Segment Start: Entries shown

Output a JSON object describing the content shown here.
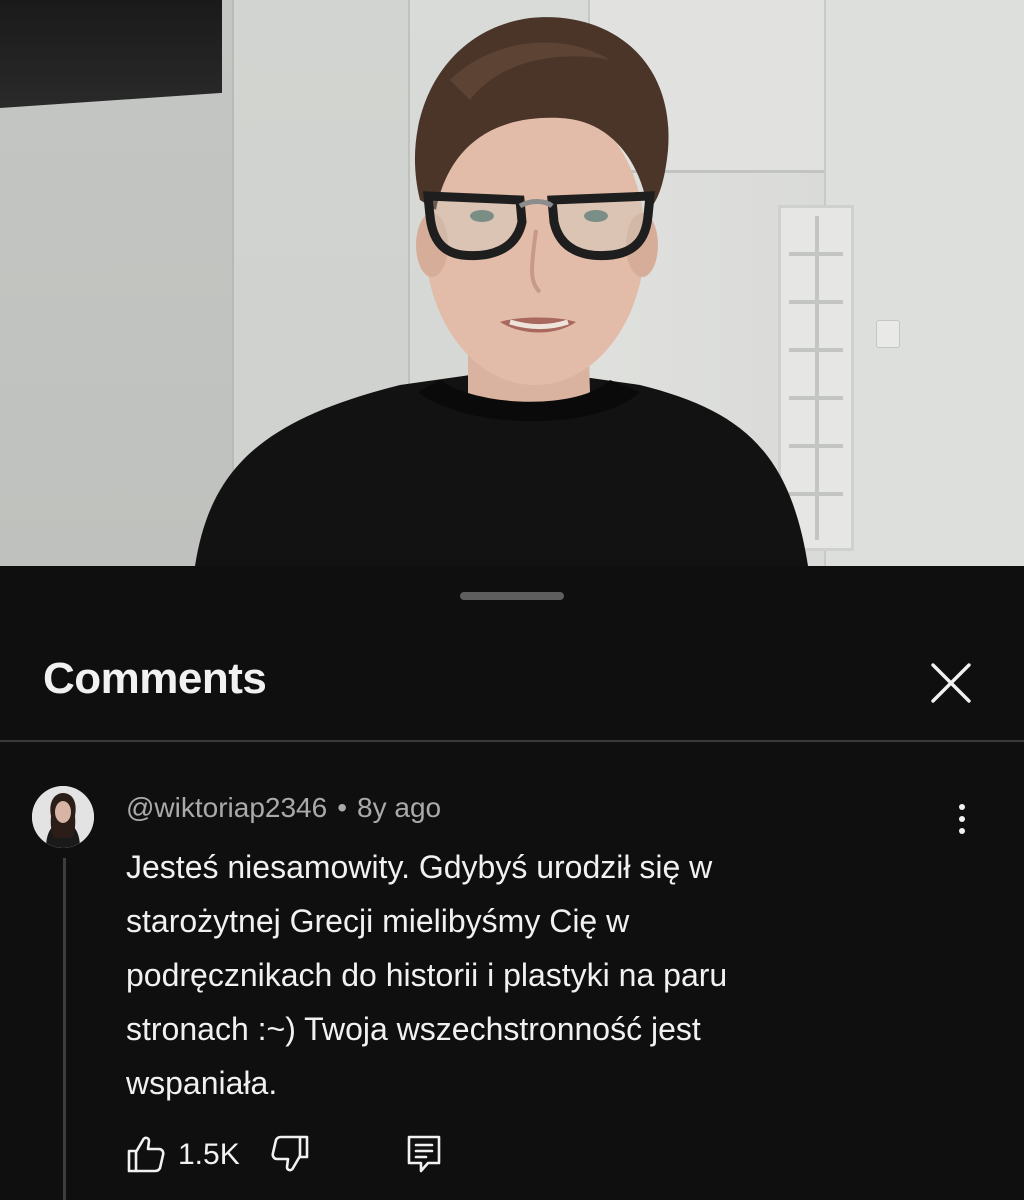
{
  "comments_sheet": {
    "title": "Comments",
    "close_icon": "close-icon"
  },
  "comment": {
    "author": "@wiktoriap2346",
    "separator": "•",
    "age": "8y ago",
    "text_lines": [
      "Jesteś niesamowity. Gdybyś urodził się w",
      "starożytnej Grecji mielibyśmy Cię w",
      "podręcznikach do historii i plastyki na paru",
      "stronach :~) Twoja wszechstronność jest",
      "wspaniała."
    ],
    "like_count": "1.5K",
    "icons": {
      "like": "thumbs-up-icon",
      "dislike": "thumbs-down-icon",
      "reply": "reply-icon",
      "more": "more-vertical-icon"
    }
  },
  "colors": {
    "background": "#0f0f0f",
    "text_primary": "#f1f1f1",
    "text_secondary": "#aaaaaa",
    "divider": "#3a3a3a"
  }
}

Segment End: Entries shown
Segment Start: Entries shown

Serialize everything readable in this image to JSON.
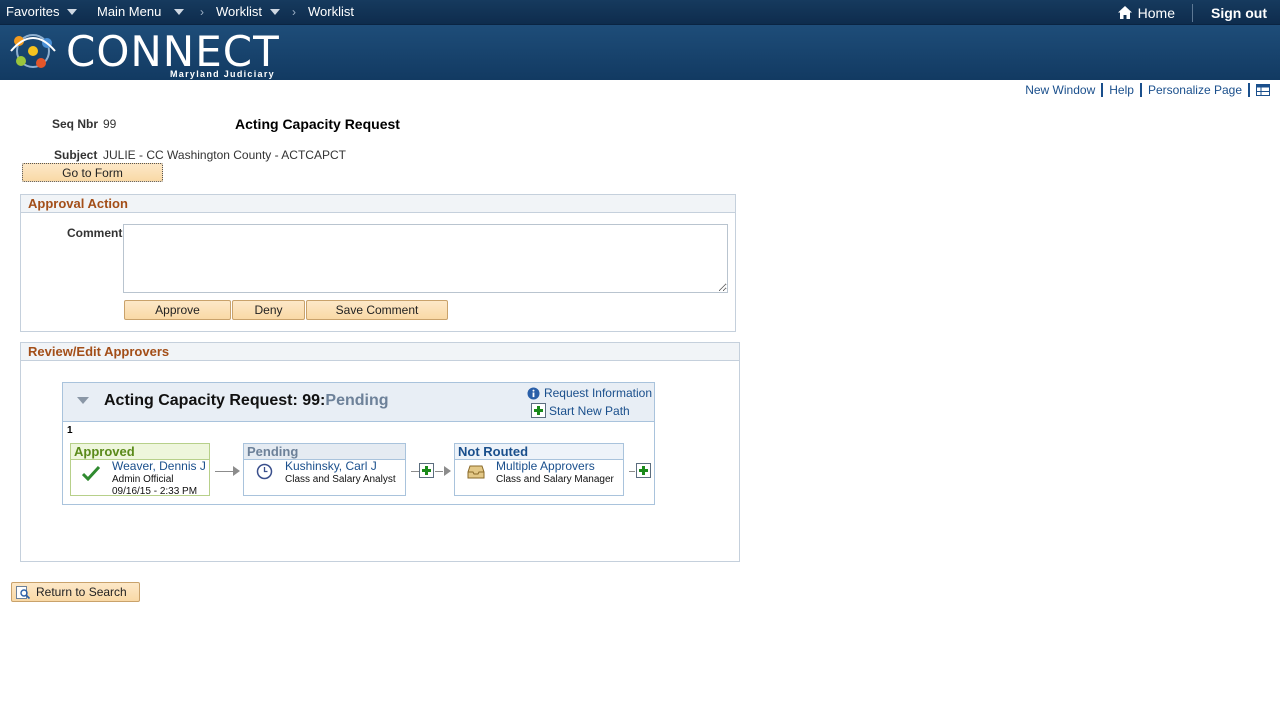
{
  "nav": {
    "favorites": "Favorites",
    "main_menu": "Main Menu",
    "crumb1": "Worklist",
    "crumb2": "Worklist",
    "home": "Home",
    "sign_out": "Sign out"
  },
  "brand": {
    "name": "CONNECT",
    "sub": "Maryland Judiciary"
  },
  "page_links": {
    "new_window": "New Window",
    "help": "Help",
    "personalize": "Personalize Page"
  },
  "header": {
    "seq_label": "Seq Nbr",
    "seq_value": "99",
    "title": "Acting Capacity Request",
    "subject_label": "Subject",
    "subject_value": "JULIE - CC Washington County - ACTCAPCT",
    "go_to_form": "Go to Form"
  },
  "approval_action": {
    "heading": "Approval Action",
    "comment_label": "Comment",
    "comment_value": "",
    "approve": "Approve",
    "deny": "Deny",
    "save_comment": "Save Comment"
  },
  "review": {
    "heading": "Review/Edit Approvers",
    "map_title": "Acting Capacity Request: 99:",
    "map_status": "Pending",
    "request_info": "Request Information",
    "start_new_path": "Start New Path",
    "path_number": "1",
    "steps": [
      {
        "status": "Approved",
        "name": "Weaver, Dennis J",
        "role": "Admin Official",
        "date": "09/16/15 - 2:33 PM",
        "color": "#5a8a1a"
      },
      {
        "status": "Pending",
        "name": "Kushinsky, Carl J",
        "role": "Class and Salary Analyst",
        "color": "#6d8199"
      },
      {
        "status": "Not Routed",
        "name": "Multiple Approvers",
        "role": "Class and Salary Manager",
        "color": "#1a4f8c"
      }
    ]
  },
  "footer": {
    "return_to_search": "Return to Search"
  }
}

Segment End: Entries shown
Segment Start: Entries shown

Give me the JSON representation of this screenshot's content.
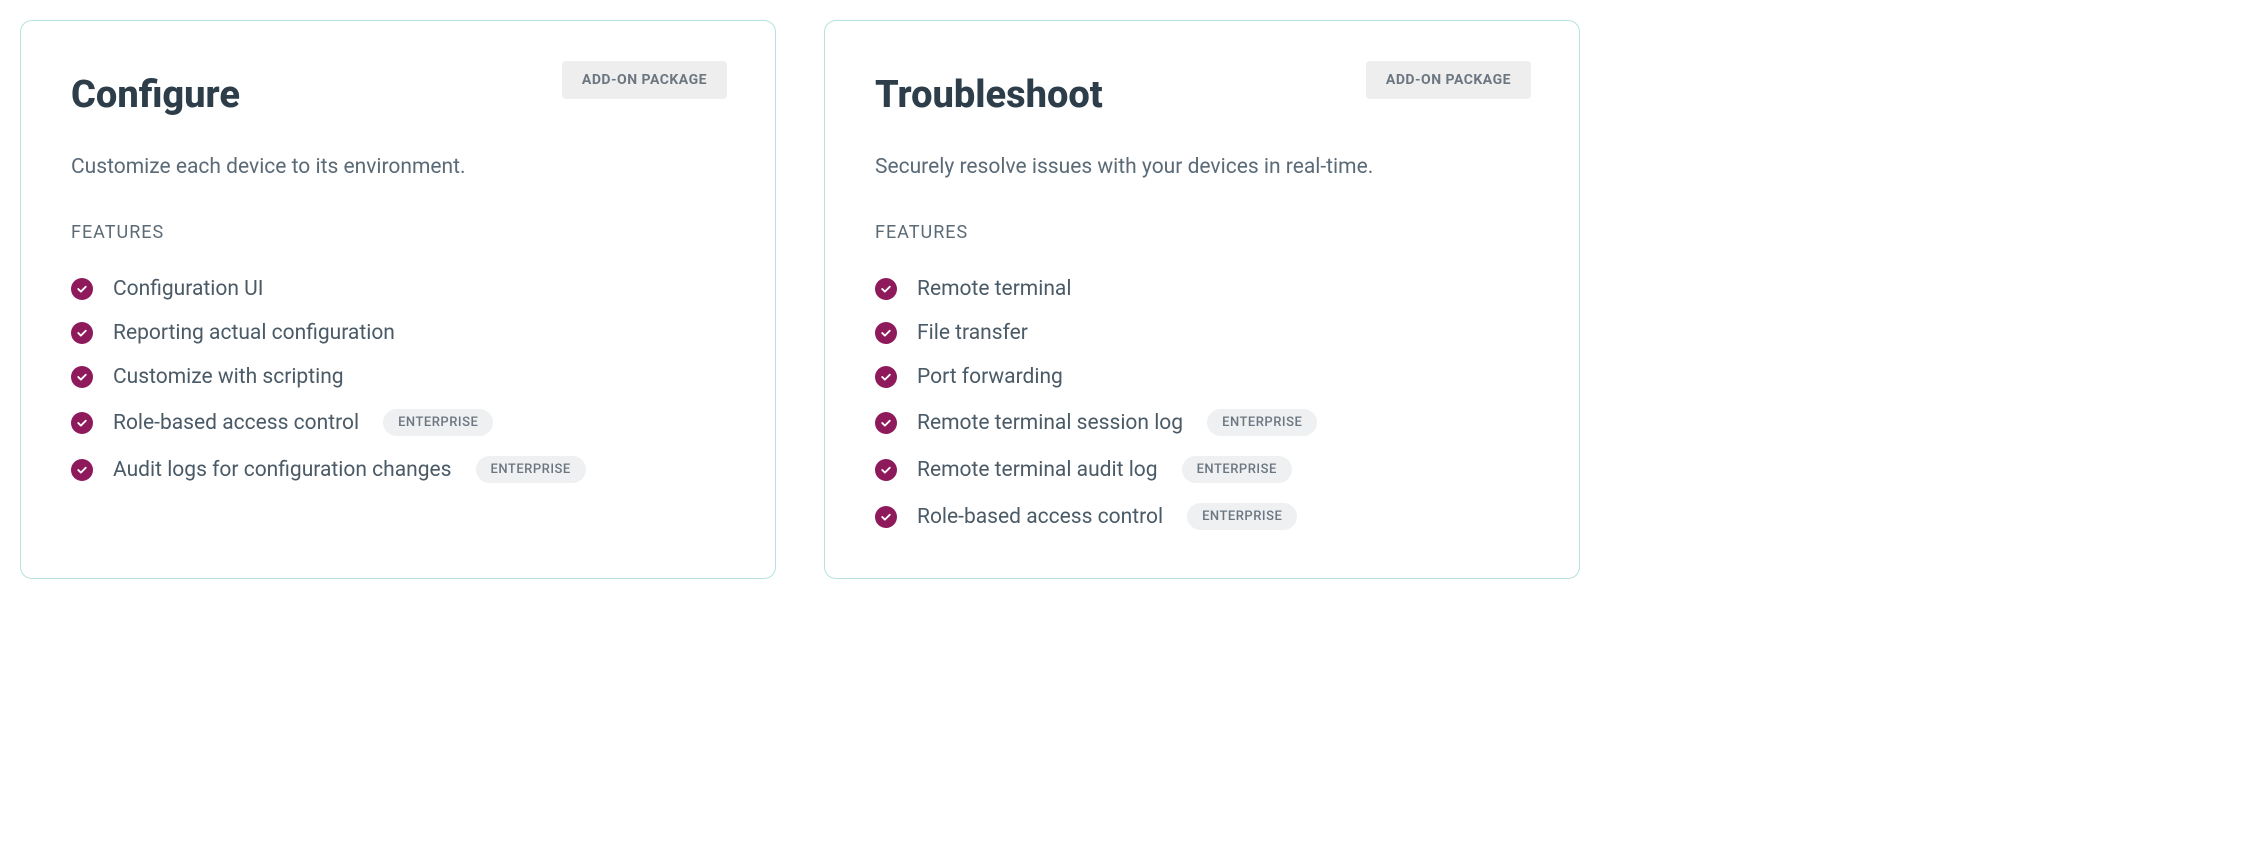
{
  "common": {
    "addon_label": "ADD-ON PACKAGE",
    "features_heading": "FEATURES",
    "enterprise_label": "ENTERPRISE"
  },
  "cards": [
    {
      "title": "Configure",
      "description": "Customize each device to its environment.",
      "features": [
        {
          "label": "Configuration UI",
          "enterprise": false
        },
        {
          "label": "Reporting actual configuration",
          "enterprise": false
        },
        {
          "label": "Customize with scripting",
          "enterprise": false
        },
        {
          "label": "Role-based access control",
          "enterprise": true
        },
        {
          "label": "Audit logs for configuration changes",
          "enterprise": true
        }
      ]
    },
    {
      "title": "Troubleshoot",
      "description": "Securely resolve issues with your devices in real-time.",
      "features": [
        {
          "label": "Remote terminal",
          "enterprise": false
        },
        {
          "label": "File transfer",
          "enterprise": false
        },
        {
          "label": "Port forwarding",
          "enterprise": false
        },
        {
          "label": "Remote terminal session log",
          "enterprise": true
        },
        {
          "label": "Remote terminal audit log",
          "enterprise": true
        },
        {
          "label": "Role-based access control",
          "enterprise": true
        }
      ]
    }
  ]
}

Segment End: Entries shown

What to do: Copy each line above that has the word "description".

Result below:
      "description": "Customize each device to its environment.",
      "description": "Securely resolve issues with your devices in real-time.",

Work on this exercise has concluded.